## WORK REQUIRED
Please restate the data word for word, in full.

[Dataset items]

________________________

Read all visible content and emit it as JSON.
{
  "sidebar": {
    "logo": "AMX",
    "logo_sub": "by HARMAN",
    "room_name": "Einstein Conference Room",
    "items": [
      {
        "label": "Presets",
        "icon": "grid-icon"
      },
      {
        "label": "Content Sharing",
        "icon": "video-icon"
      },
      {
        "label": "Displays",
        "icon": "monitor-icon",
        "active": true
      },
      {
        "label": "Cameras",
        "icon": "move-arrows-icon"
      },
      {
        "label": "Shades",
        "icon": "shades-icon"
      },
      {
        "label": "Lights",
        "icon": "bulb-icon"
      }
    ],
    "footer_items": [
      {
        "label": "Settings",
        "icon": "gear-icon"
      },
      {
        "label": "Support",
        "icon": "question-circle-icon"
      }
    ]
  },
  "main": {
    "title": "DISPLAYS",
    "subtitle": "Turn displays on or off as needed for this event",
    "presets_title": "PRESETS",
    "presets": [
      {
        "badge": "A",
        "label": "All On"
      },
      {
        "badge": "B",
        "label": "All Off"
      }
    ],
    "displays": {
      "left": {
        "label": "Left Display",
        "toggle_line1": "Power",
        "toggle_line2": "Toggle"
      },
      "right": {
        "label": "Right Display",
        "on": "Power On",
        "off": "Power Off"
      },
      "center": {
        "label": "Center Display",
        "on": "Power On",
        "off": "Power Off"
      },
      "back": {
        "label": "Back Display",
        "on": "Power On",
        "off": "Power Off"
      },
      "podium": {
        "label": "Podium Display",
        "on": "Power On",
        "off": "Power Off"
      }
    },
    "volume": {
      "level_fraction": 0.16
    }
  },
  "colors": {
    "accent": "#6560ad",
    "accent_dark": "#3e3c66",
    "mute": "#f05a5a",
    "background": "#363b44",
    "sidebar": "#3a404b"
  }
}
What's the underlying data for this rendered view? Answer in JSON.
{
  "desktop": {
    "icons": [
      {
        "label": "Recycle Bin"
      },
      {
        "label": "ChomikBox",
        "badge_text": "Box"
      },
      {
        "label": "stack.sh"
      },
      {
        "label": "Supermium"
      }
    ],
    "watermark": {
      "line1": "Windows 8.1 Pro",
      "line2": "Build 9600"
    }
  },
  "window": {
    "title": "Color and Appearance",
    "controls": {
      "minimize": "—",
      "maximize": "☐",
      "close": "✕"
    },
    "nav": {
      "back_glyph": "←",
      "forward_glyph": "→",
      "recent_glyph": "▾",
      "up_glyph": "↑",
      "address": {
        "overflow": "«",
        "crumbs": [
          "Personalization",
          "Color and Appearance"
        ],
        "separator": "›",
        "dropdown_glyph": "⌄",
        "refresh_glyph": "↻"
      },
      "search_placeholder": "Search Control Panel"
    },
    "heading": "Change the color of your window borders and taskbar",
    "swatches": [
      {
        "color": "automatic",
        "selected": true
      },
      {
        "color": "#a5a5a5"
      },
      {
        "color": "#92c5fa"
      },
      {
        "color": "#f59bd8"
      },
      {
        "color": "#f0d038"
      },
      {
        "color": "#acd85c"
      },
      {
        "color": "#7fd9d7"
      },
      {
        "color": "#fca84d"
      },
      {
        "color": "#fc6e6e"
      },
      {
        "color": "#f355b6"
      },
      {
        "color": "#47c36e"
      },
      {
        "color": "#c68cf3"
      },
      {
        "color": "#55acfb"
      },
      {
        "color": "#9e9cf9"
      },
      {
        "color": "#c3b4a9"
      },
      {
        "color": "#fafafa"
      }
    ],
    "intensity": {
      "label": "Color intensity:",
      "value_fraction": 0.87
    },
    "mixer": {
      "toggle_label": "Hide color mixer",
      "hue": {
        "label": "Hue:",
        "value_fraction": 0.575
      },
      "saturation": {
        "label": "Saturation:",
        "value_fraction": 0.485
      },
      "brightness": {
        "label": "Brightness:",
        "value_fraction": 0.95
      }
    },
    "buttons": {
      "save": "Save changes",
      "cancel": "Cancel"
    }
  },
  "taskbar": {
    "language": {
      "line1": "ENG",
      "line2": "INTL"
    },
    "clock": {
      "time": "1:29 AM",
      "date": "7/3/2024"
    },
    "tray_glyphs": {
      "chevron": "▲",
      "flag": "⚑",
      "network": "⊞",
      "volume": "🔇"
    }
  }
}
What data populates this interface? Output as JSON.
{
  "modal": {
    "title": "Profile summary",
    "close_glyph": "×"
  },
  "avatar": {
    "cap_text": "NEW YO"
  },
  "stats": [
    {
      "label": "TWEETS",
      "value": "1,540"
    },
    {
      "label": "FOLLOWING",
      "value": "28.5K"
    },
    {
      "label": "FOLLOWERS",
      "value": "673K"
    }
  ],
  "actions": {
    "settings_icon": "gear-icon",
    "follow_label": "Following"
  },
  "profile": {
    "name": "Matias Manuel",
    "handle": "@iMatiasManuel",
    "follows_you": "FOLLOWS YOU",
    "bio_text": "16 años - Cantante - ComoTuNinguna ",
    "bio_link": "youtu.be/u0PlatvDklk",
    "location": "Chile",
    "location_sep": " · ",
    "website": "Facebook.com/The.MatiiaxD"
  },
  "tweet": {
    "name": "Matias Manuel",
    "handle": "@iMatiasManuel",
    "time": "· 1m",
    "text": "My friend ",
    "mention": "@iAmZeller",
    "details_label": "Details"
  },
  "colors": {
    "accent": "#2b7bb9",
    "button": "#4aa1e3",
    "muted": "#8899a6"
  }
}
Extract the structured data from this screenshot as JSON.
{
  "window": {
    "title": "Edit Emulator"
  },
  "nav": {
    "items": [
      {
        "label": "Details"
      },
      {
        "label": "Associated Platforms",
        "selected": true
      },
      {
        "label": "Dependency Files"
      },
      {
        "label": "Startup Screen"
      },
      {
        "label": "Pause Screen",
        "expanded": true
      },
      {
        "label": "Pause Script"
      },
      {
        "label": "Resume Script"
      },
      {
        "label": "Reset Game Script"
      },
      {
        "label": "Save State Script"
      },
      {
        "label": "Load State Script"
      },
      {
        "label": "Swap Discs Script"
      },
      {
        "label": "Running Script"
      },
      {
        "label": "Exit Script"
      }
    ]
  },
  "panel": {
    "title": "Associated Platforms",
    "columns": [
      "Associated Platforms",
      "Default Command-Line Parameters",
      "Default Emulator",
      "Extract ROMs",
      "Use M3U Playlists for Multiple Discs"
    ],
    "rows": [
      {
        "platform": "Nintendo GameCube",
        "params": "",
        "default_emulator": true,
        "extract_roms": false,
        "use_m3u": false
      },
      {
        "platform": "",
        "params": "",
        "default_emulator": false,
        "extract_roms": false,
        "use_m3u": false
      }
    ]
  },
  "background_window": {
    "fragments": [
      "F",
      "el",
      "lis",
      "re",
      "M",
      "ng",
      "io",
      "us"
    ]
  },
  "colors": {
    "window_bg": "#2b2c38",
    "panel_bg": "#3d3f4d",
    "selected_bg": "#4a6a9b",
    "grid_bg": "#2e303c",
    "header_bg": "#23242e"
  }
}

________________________

## RESPONSE FOR THIS EXERCISE
Read all visible content and emit it as JSON.
{
  "sidebar": {
    "logo": "AMX",
    "logo_sub": "by HARMAN",
    "room_name": "Einstein Conference Room",
    "items": [
      {
        "label": "Presets",
        "icon": "grid-icon"
      },
      {
        "label": "Content Sharing",
        "icon": "video-icon"
      },
      {
        "label": "Displays",
        "icon": "monitor-icon",
        "active": true
      },
      {
        "label": "Cameras",
        "icon": "move-arrows-icon"
      },
      {
        "label": "Shades",
        "icon": "shades-icon"
      },
      {
        "label": "Lights",
        "icon": "bulb-icon"
      }
    ],
    "footer_items": [
      {
        "label": "Settings",
        "icon": "gear-icon"
      },
      {
        "label": "Support",
        "icon": "question-circle-icon"
      }
    ]
  },
  "main": {
    "title": "DISPLAYS",
    "subtitle": "Turn displays on or off as needed for this event",
    "presets_title": "PRESETS",
    "presets": [
      {
        "badge": "A",
        "label": "All On"
      },
      {
        "badge": "B",
        "label": "All Off"
      }
    ],
    "displays": {
      "left": {
        "label": "Left Display",
        "toggle_line1": "Power",
        "toggle_line2": "Toggle"
      },
      "right": {
        "label": "Right Display",
        "on": "Power On",
        "off": "Power Off"
      },
      "center": {
        "label": "Center Display",
        "on": "Power On",
        "off": "Power Off"
      },
      "back": {
        "label": "Back Display",
        "on": "Power On",
        "off": "Power Off"
      },
      "podium": {
        "label": "Podium Display",
        "on": "Power On",
        "off": "Power Off"
      }
    },
    "volume": {
      "level_fraction": 0.16
    }
  },
  "colors": {
    "accent": "#6560ad",
    "accent_dark": "#3e3c66",
    "mute": "#f05a5a",
    "background": "#363b44",
    "sidebar": "#3a404b"
  }
}
What's the underlying data for this rendered view? Answer in JSON.
{
  "desktop": {
    "icons": [
      {
        "label": "Recycle Bin"
      },
      {
        "label": "ChomikBox",
        "badge_text": "Box"
      },
      {
        "label": "stack.sh"
      },
      {
        "label": "Supermium"
      }
    ],
    "watermark": {
      "line1": "Windows 8.1 Pro",
      "line2": "Build 9600"
    }
  },
  "window": {
    "title": "Color and Appearance",
    "controls": {
      "minimize": "—",
      "maximize": "☐",
      "close": "✕"
    },
    "nav": {
      "back_glyph": "←",
      "forward_glyph": "→",
      "recent_glyph": "▾",
      "up_glyph": "↑",
      "address": {
        "overflow": "«",
        "crumbs": [
          "Personalization",
          "Color and Appearance"
        ],
        "separator": "›",
        "dropdown_glyph": "⌄",
        "refresh_glyph": "↻"
      },
      "search_placeholder": "Search Control Panel"
    },
    "heading": "Change the color of your window borders and taskbar",
    "swatches": [
      {
        "color": "automatic",
        "selected": true
      },
      {
        "color": "#a5a5a5"
      },
      {
        "color": "#92c5fa"
      },
      {
        "color": "#f59bd8"
      },
      {
        "color": "#f0d038"
      },
      {
        "color": "#acd85c"
      },
      {
        "color": "#7fd9d7"
      },
      {
        "color": "#fca84d"
      },
      {
        "color": "#fc6e6e"
      },
      {
        "color": "#f355b6"
      },
      {
        "color": "#47c36e"
      },
      {
        "color": "#c68cf3"
      },
      {
        "color": "#55acfb"
      },
      {
        "color": "#9e9cf9"
      },
      {
        "color": "#c3b4a9"
      },
      {
        "color": "#fafafa"
      }
    ],
    "intensity": {
      "label": "Color intensity:",
      "value_fraction": 0.87
    },
    "mixer": {
      "toggle_label": "Hide color mixer",
      "hue": {
        "label": "Hue:",
        "value_fraction": 0.575
      },
      "saturation": {
        "label": "Saturation:",
        "value_fraction": 0.485
      },
      "brightness": {
        "label": "Brightness:",
        "value_fraction": 0.95
      }
    },
    "buttons": {
      "save": "Save changes",
      "cancel": "Cancel"
    }
  },
  "taskbar": {
    "language": {
      "line1": "ENG",
      "line2": "INTL"
    },
    "clock": {
      "time": "1:29 AM",
      "date": "7/3/2024"
    },
    "tray_glyphs": {
      "chevron": "▲",
      "flag": "⚑",
      "network": "⊞",
      "volume": "🔇"
    }
  }
}
What data populates this interface? Output as JSON.
{
  "modal": {
    "title": "Profile summary",
    "close_glyph": "×"
  },
  "avatar": {
    "cap_text": "NEW YO"
  },
  "stats": [
    {
      "label": "TWEETS",
      "value": "1,540"
    },
    {
      "label": "FOLLOWING",
      "value": "28.5K"
    },
    {
      "label": "FOLLOWERS",
      "value": "673K"
    }
  ],
  "actions": {
    "settings_icon": "gear-icon",
    "follow_label": "Following"
  },
  "profile": {
    "name": "Matias Manuel",
    "handle": "@iMatiasManuel",
    "follows_you": "FOLLOWS YOU",
    "bio_text": "16 años - Cantante - ComoTuNinguna ",
    "bio_link": "youtu.be/u0PlatvDklk",
    "location": "Chile",
    "location_sep": " · ",
    "website": "Facebook.com/The.MatiiaxD"
  },
  "tweet": {
    "name": "Matias Manuel",
    "handle": "@iMatiasManuel",
    "time": "· 1m",
    "text": "My friend ",
    "mention": "@iAmZeller",
    "details_label": "Details"
  },
  "colors": {
    "accent": "#2b7bb9",
    "button": "#4aa1e3",
    "muted": "#8899a6"
  }
}
Extract the structured data from this screenshot as JSON.
{
  "window": {
    "title": "Edit Emulator"
  },
  "nav": {
    "items": [
      {
        "label": "Details"
      },
      {
        "label": "Associated Platforms",
        "selected": true
      },
      {
        "label": "Dependency Files"
      },
      {
        "label": "Startup Screen"
      },
      {
        "label": "Pause Screen",
        "expanded": true
      },
      {
        "label": "Pause Script"
      },
      {
        "label": "Resume Script"
      },
      {
        "label": "Reset Game Script"
      },
      {
        "label": "Save State Script"
      },
      {
        "label": "Load State Script"
      },
      {
        "label": "Swap Discs Script"
      },
      {
        "label": "Running Script"
      },
      {
        "label": "Exit Script"
      }
    ]
  },
  "panel": {
    "title": "Associated Platforms",
    "columns": [
      "Associated Platforms",
      "Default Command-Line Parameters",
      "Default Emulator",
      "Extract ROMs",
      "Use M3U Playlists for Multiple Discs"
    ],
    "rows": [
      {
        "platform": "Nintendo GameCube",
        "params": "",
        "default_emulator": true,
        "extract_roms": false,
        "use_m3u": false
      },
      {
        "platform": "",
        "params": "",
        "default_emulator": false,
        "extract_roms": false,
        "use_m3u": false
      }
    ]
  },
  "background_window": {
    "fragments": [
      "F",
      "el",
      "lis",
      "re",
      "M",
      "ng",
      "io",
      "us"
    ]
  },
  "colors": {
    "window_bg": "#2b2c38",
    "panel_bg": "#3d3f4d",
    "selected_bg": "#4a6a9b",
    "grid_bg": "#2e303c",
    "header_bg": "#23242e"
  }
}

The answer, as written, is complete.